# ABOUT THIS TASK:
Print the data exactly as written, line for line, and leave its pictures behind.

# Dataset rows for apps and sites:
━━━━

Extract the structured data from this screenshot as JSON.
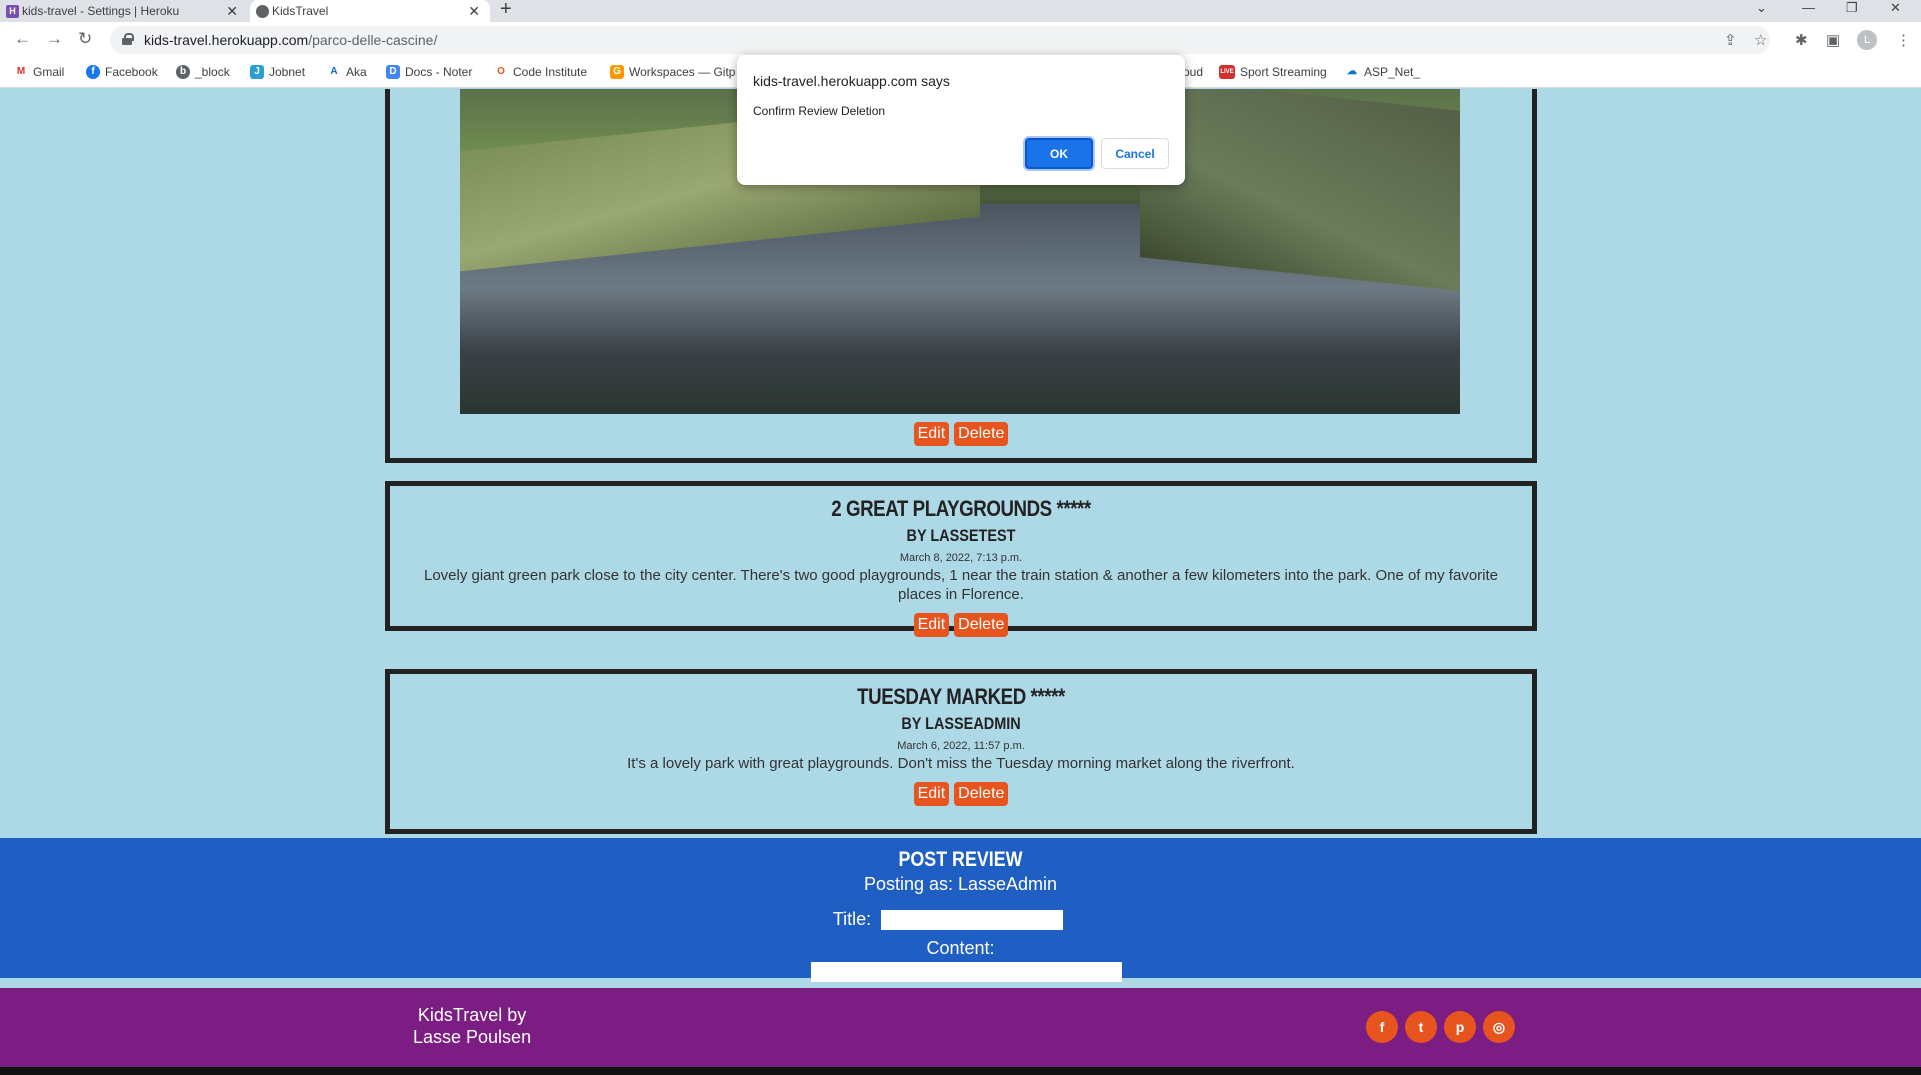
{
  "browser": {
    "tabs": [
      {
        "label": "kids-travel - Settings | Heroku",
        "favicon": "heroku-icon"
      },
      {
        "label": "KidsTravel",
        "favicon": "globe-icon"
      }
    ],
    "url_host": "kids-travel.herokuapp.com",
    "url_path": "/parco-delle-cascine/",
    "profile_initial": "L",
    "bookmarks": [
      {
        "label": "Gmail",
        "icon": "M"
      },
      {
        "label": "Facebook",
        "icon": "f"
      },
      {
        "label": "_block",
        "icon": "b"
      },
      {
        "label": "Jobnet",
        "icon": "J"
      },
      {
        "label": "Aka",
        "icon": "A"
      },
      {
        "label": "Docs - Noter",
        "icon": "D"
      },
      {
        "label": "Code Institute",
        "icon": "O"
      },
      {
        "label": "Workspaces — Gitp",
        "icon": "G"
      },
      {
        "label": "oud",
        "icon": ""
      },
      {
        "label": "Sport Streaming",
        "icon": "LIVE"
      },
      {
        "label": "ASP_Net_",
        "icon": "☁"
      }
    ]
  },
  "dialog": {
    "title": "kids-travel.herokuapp.com says",
    "message": "Confirm Review Deletion",
    "ok_label": "OK",
    "cancel_label": "Cancel"
  },
  "reviews": [
    {
      "edit_label": "Edit",
      "delete_label": "Delete"
    },
    {
      "title": "2 GREAT PLAYGROUNDS *****",
      "author": "BY LASSETEST",
      "date": "March 8, 2022, 7:13 p.m.",
      "content": "Lovely giant green park close to the city center. There's two good playgrounds, 1 near the train station & another a few kilometers into the park. One of my favorite places in Florence.",
      "edit_label": "Edit",
      "delete_label": "Delete"
    },
    {
      "title": "TUESDAY MARKED *****",
      "author": "BY LASSEADMIN",
      "date": "March 6, 2022, 11:57 p.m.",
      "content": "It's a lovely park with great playgrounds. Don't miss the Tuesday morning market along the riverfront.",
      "edit_label": "Edit",
      "delete_label": "Delete"
    }
  ],
  "post_review": {
    "heading": "POST REVIEW",
    "posting_as": "Posting as: LasseAdmin",
    "title_label": "Title:",
    "content_label": "Content:"
  },
  "footer": {
    "brand_line1": "KidsTravel by",
    "brand_line2": "Lasse Poulsen",
    "social": [
      {
        "name": "facebook-icon",
        "glyph": "f"
      },
      {
        "name": "twitter-icon",
        "glyph": "t"
      },
      {
        "name": "pinterest-icon",
        "glyph": "p"
      },
      {
        "name": "instagram-icon",
        "glyph": "◎"
      }
    ]
  },
  "colors": {
    "page_bg": "#add8e6",
    "button_accent": "#e8541e",
    "post_section_bg": "#1f5fc4",
    "footer_bg": "#7b1d82",
    "dialog_ok": "#1a73e8"
  }
}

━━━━

# OUTPUT OF THE EXERCISE:
Extract the structured data from this screenshot as JSON.
{
  "browser": {
    "tabs": [
      {
        "label": "kids-travel - Settings | Heroku",
        "favicon": "heroku-icon"
      },
      {
        "label": "KidsTravel",
        "favicon": "globe-icon"
      }
    ],
    "url_host": "kids-travel.herokuapp.com",
    "url_path": "/parco-delle-cascine/",
    "profile_initial": "L",
    "bookmarks": [
      {
        "label": "Gmail",
        "icon": "M"
      },
      {
        "label": "Facebook",
        "icon": "f"
      },
      {
        "label": "_block",
        "icon": "b"
      },
      {
        "label": "Jobnet",
        "icon": "J"
      },
      {
        "label": "Aka",
        "icon": "A"
      },
      {
        "label": "Docs - Noter",
        "icon": "D"
      },
      {
        "label": "Code Institute",
        "icon": "O"
      },
      {
        "label": "Workspaces — Gitp",
        "icon": "G"
      },
      {
        "label": "oud",
        "icon": ""
      },
      {
        "label": "Sport Streaming",
        "icon": "LIVE"
      },
      {
        "label": "ASP_Net_",
        "icon": "☁"
      }
    ]
  },
  "dialog": {
    "title": "kids-travel.herokuapp.com says",
    "message": "Confirm Review Deletion",
    "ok_label": "OK",
    "cancel_label": "Cancel"
  },
  "reviews": [
    {
      "edit_label": "Edit",
      "delete_label": "Delete"
    },
    {
      "title": "2 GREAT PLAYGROUNDS *****",
      "author": "BY LASSETEST",
      "date": "March 8, 2022, 7:13 p.m.",
      "content": "Lovely giant green park close to the city center. There's two good playgrounds, 1 near the train station & another a few kilometers into the park. One of my favorite places in Florence.",
      "edit_label": "Edit",
      "delete_label": "Delete"
    },
    {
      "title": "TUESDAY MARKED *****",
      "author": "BY LASSEADMIN",
      "date": "March 6, 2022, 11:57 p.m.",
      "content": "It's a lovely park with great playgrounds. Don't miss the Tuesday morning market along the riverfront.",
      "edit_label": "Edit",
      "delete_label": "Delete"
    }
  ],
  "post_review": {
    "heading": "POST REVIEW",
    "posting_as": "Posting as: LasseAdmin",
    "title_label": "Title:",
    "content_label": "Content:"
  },
  "footer": {
    "brand_line1": "KidsTravel by",
    "brand_line2": "Lasse Poulsen",
    "social": [
      {
        "name": "facebook-icon",
        "glyph": "f"
      },
      {
        "name": "twitter-icon",
        "glyph": "t"
      },
      {
        "name": "pinterest-icon",
        "glyph": "p"
      },
      {
        "name": "instagram-icon",
        "glyph": "◎"
      }
    ]
  },
  "colors": {
    "page_bg": "#add8e6",
    "button_accent": "#e8541e",
    "post_section_bg": "#1f5fc4",
    "footer_bg": "#7b1d82",
    "dialog_ok": "#1a73e8"
  }
}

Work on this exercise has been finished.